*** Material shown Section Begins ***

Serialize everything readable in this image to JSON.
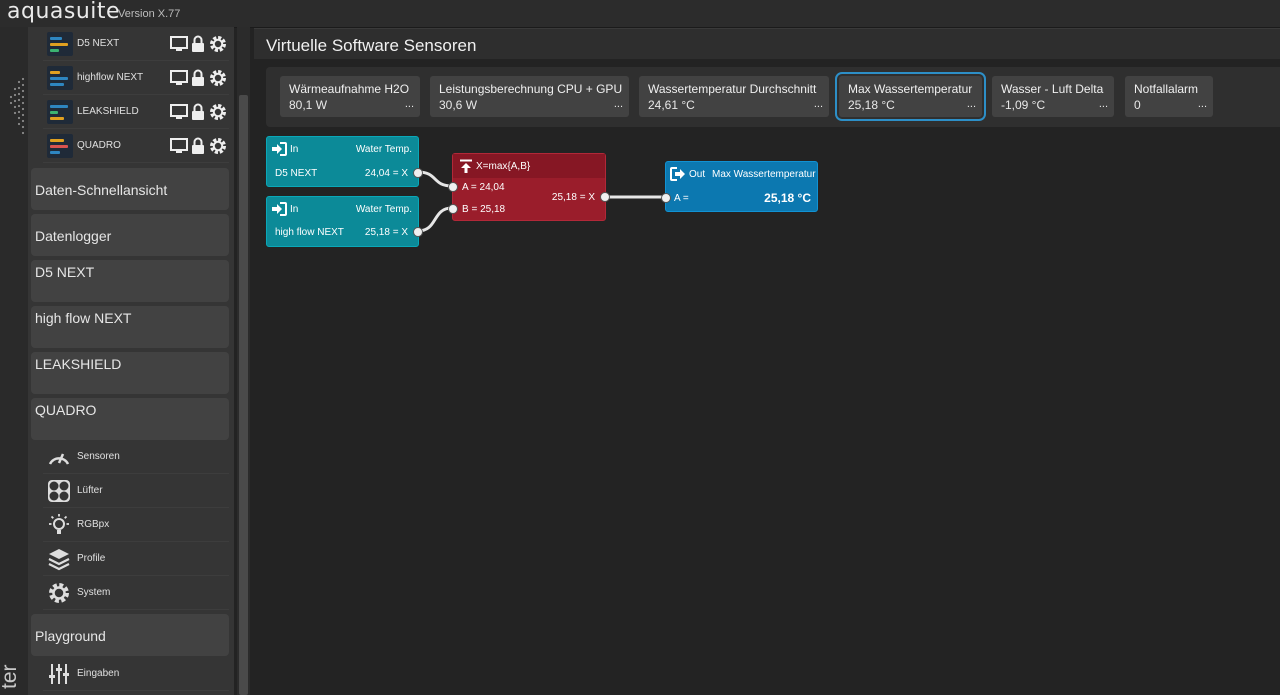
{
  "app": {
    "name": "aquasuite",
    "version": "Version X.77",
    "side_label": "ter"
  },
  "sidebar": {
    "devices": [
      {
        "name": "D5 NEXT"
      },
      {
        "name": "highflow NEXT"
      },
      {
        "name": "LEAKSHIELD"
      },
      {
        "name": "QUADRO"
      }
    ],
    "buttons": [
      {
        "label": "Daten-Schnellansicht"
      },
      {
        "label": "Datenlogger"
      },
      {
        "label": "D5 NEXT"
      },
      {
        "label": "high flow NEXT"
      },
      {
        "label": "LEAKSHIELD"
      },
      {
        "label": "QUADRO"
      }
    ],
    "quadro_items": [
      {
        "label": "Sensoren",
        "icon": "gauge-icon"
      },
      {
        "label": "Lüfter",
        "icon": "fan-icon"
      },
      {
        "label": "RGBpx",
        "icon": "lightbulb-icon"
      },
      {
        "label": "Profile",
        "icon": "layers-icon"
      },
      {
        "label": "System",
        "icon": "gear-icon"
      }
    ],
    "playground": {
      "label": "Playground"
    },
    "playground_items": [
      {
        "label": "Eingaben",
        "icon": "sliders-icon"
      }
    ]
  },
  "main": {
    "title": "Virtuelle Software Sensoren",
    "sensors": [
      {
        "title": "Wärmeaufnahme H2O",
        "value": "80,1 W",
        "more": "..."
      },
      {
        "title": "Leistungsberechnung CPU + GPU",
        "value": "30,6 W",
        "more": "..."
      },
      {
        "title": "Wassertemperatur Durchschnitt",
        "value": "24,61 °C",
        "more": "..."
      },
      {
        "title": "Max Wassertemperatur",
        "value": "25,18 °C",
        "more": "...",
        "selected": true
      },
      {
        "title": "Wasser - Luft Delta",
        "value": "-1,09 °C",
        "more": "..."
      },
      {
        "title": "Notfallalarm",
        "value": "0",
        "more": "..."
      }
    ]
  },
  "graph": {
    "input1": {
      "kind": "In",
      "type": "Water Temp.",
      "device": "D5 NEXT",
      "value": "24,04 = X"
    },
    "input2": {
      "kind": "In",
      "type": "Water Temp.",
      "device": "high flow NEXT",
      "value": "25,18 = X"
    },
    "max_node": {
      "formula": "X=max{A,B}",
      "a": "A = 24,04",
      "b": "B = 25,18",
      "result": "25,18 = X"
    },
    "output": {
      "kind": "Out",
      "name": "Max Wassertemperatur",
      "a": "A =",
      "value": "25,18 °C"
    }
  },
  "colors": {
    "accent": "#2d8fc7",
    "input_node": "#0c8a98",
    "function_node": "#9a1d2b",
    "output_node": "#0c78b0"
  }
}
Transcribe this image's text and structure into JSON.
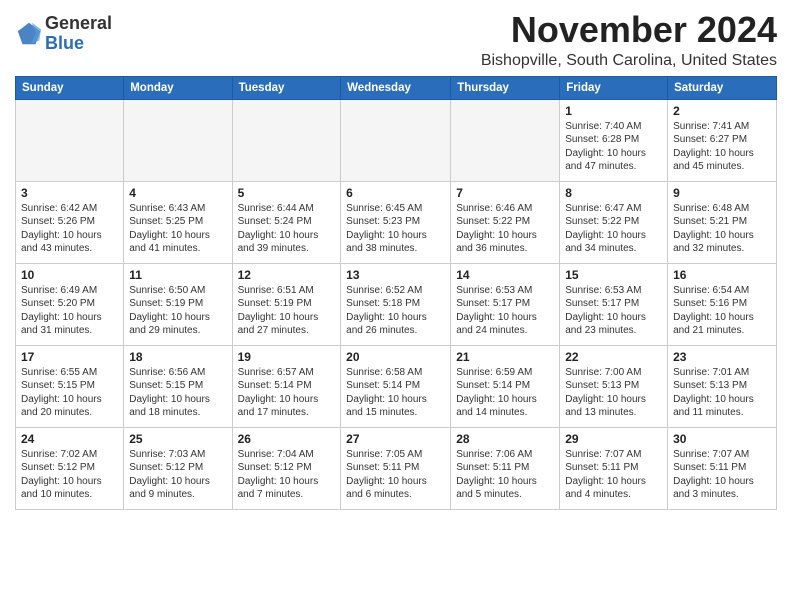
{
  "logo": {
    "general": "General",
    "blue": "Blue"
  },
  "header": {
    "month_title": "November 2024",
    "location": "Bishopville, South Carolina, United States"
  },
  "weekdays": [
    "Sunday",
    "Monday",
    "Tuesday",
    "Wednesday",
    "Thursday",
    "Friday",
    "Saturday"
  ],
  "weeks": [
    [
      {
        "day": "",
        "info": ""
      },
      {
        "day": "",
        "info": ""
      },
      {
        "day": "",
        "info": ""
      },
      {
        "day": "",
        "info": ""
      },
      {
        "day": "",
        "info": ""
      },
      {
        "day": "1",
        "info": "Sunrise: 7:40 AM\nSunset: 6:28 PM\nDaylight: 10 hours\nand 47 minutes."
      },
      {
        "day": "2",
        "info": "Sunrise: 7:41 AM\nSunset: 6:27 PM\nDaylight: 10 hours\nand 45 minutes."
      }
    ],
    [
      {
        "day": "3",
        "info": "Sunrise: 6:42 AM\nSunset: 5:26 PM\nDaylight: 10 hours\nand 43 minutes."
      },
      {
        "day": "4",
        "info": "Sunrise: 6:43 AM\nSunset: 5:25 PM\nDaylight: 10 hours\nand 41 minutes."
      },
      {
        "day": "5",
        "info": "Sunrise: 6:44 AM\nSunset: 5:24 PM\nDaylight: 10 hours\nand 39 minutes."
      },
      {
        "day": "6",
        "info": "Sunrise: 6:45 AM\nSunset: 5:23 PM\nDaylight: 10 hours\nand 38 minutes."
      },
      {
        "day": "7",
        "info": "Sunrise: 6:46 AM\nSunset: 5:22 PM\nDaylight: 10 hours\nand 36 minutes."
      },
      {
        "day": "8",
        "info": "Sunrise: 6:47 AM\nSunset: 5:22 PM\nDaylight: 10 hours\nand 34 minutes."
      },
      {
        "day": "9",
        "info": "Sunrise: 6:48 AM\nSunset: 5:21 PM\nDaylight: 10 hours\nand 32 minutes."
      }
    ],
    [
      {
        "day": "10",
        "info": "Sunrise: 6:49 AM\nSunset: 5:20 PM\nDaylight: 10 hours\nand 31 minutes."
      },
      {
        "day": "11",
        "info": "Sunrise: 6:50 AM\nSunset: 5:19 PM\nDaylight: 10 hours\nand 29 minutes."
      },
      {
        "day": "12",
        "info": "Sunrise: 6:51 AM\nSunset: 5:19 PM\nDaylight: 10 hours\nand 27 minutes."
      },
      {
        "day": "13",
        "info": "Sunrise: 6:52 AM\nSunset: 5:18 PM\nDaylight: 10 hours\nand 26 minutes."
      },
      {
        "day": "14",
        "info": "Sunrise: 6:53 AM\nSunset: 5:17 PM\nDaylight: 10 hours\nand 24 minutes."
      },
      {
        "day": "15",
        "info": "Sunrise: 6:53 AM\nSunset: 5:17 PM\nDaylight: 10 hours\nand 23 minutes."
      },
      {
        "day": "16",
        "info": "Sunrise: 6:54 AM\nSunset: 5:16 PM\nDaylight: 10 hours\nand 21 minutes."
      }
    ],
    [
      {
        "day": "17",
        "info": "Sunrise: 6:55 AM\nSunset: 5:15 PM\nDaylight: 10 hours\nand 20 minutes."
      },
      {
        "day": "18",
        "info": "Sunrise: 6:56 AM\nSunset: 5:15 PM\nDaylight: 10 hours\nand 18 minutes."
      },
      {
        "day": "19",
        "info": "Sunrise: 6:57 AM\nSunset: 5:14 PM\nDaylight: 10 hours\nand 17 minutes."
      },
      {
        "day": "20",
        "info": "Sunrise: 6:58 AM\nSunset: 5:14 PM\nDaylight: 10 hours\nand 15 minutes."
      },
      {
        "day": "21",
        "info": "Sunrise: 6:59 AM\nSunset: 5:14 PM\nDaylight: 10 hours\nand 14 minutes."
      },
      {
        "day": "22",
        "info": "Sunrise: 7:00 AM\nSunset: 5:13 PM\nDaylight: 10 hours\nand 13 minutes."
      },
      {
        "day": "23",
        "info": "Sunrise: 7:01 AM\nSunset: 5:13 PM\nDaylight: 10 hours\nand 11 minutes."
      }
    ],
    [
      {
        "day": "24",
        "info": "Sunrise: 7:02 AM\nSunset: 5:12 PM\nDaylight: 10 hours\nand 10 minutes."
      },
      {
        "day": "25",
        "info": "Sunrise: 7:03 AM\nSunset: 5:12 PM\nDaylight: 10 hours\nand 9 minutes."
      },
      {
        "day": "26",
        "info": "Sunrise: 7:04 AM\nSunset: 5:12 PM\nDaylight: 10 hours\nand 7 minutes."
      },
      {
        "day": "27",
        "info": "Sunrise: 7:05 AM\nSunset: 5:11 PM\nDaylight: 10 hours\nand 6 minutes."
      },
      {
        "day": "28",
        "info": "Sunrise: 7:06 AM\nSunset: 5:11 PM\nDaylight: 10 hours\nand 5 minutes."
      },
      {
        "day": "29",
        "info": "Sunrise: 7:07 AM\nSunset: 5:11 PM\nDaylight: 10 hours\nand 4 minutes."
      },
      {
        "day": "30",
        "info": "Sunrise: 7:07 AM\nSunset: 5:11 PM\nDaylight: 10 hours\nand 3 minutes."
      }
    ]
  ]
}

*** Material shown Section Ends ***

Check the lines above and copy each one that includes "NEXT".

        "name": "D5 NEXT"
        "name": "highflow NEXT"
        "label": "D5 NEXT"
        "label": "high flow NEXT"
      "device": "D5 NEXT",
      "device": "high flow NEXT",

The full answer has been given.